Polar amplification in idealized climates: the role of ice, moisture, and seasons
- Nicole Feldl
- Timothy Merlis (McGill)
Polar amplification of climate change is simulated across models with various representations of local feedbacks and poleward energy transports. Yet uncertainty in attribution remains due to the interactive nature of the physical drivers and the different perspectives afforded by different diagnostic methods. Here, the role of sea-ice processes, moist energy transport, and the seasonal cycle of insolation are systematically isolated in two models, an energy balance model and an idealized general circulation model. Filling this gap in the modeling hierarchy reveals that, compared to a simple ice-albedo feedback (temperature-dependent surface albedo), the addition of thermodynamic-ice processes and the seasonal cycle of insolation profoundly affects seasonal polar warming.
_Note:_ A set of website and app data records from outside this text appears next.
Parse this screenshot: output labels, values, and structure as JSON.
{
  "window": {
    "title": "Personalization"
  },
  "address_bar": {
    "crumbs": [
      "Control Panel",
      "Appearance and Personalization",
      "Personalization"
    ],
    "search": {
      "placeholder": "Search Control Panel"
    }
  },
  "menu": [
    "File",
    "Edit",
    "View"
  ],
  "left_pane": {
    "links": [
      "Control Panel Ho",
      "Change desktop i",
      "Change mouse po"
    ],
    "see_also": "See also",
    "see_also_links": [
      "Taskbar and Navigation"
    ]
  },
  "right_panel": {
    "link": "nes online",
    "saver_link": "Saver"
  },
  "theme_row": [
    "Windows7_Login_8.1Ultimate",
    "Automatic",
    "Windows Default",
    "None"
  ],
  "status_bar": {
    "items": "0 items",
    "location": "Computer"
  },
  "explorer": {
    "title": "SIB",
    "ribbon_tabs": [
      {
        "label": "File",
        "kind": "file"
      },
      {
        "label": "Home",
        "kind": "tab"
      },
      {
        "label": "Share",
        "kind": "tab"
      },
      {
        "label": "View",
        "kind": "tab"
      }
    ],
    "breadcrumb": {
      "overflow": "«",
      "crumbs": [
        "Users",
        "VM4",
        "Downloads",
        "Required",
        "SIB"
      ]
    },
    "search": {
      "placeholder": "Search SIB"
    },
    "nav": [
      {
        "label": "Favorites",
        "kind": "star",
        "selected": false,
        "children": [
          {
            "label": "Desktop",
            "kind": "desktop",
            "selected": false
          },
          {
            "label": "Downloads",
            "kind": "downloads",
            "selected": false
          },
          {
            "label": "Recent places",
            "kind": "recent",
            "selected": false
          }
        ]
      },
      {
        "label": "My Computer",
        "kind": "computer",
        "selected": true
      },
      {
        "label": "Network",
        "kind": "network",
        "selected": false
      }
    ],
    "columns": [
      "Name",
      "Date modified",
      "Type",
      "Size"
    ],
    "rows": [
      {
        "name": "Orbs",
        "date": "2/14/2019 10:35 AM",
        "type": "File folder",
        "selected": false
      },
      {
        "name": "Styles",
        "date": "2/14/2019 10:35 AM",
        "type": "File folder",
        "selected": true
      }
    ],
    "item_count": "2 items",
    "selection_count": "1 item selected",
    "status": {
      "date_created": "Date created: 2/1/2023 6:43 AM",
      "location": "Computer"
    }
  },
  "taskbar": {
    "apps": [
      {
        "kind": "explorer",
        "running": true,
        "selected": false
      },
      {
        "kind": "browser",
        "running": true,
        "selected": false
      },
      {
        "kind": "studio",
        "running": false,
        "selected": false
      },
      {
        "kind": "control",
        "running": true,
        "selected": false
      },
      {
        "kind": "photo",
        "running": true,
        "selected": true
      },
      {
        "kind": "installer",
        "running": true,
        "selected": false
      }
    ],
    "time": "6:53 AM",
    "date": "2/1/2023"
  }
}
Climatologically limited-extent ice in the warm season permits only small increases in absorbed solar radiation, producing weak warming, while thick, cold ice in the cold season enables a large radiatively forced response. Despite this enhanced winter warming, the annual-mean polar amplification is modestly reduced by thermodynamic-ice processes. When the effect of latent heat transport on the EBM’s diffusive representation of atmospheric energy transport is disabled, polar amplification is further reduced by a factor of 1.8 across the range of ice representations, suggestive of a nearly additive warming by ice and moist-transport processes. Together, the findings imply that sea-ice thinning leads to winter warming that would promote a positive lapse rate feedback and that the increase in moist energy transport would also lead, in more complex models, to additional warming via a water vapor feedback.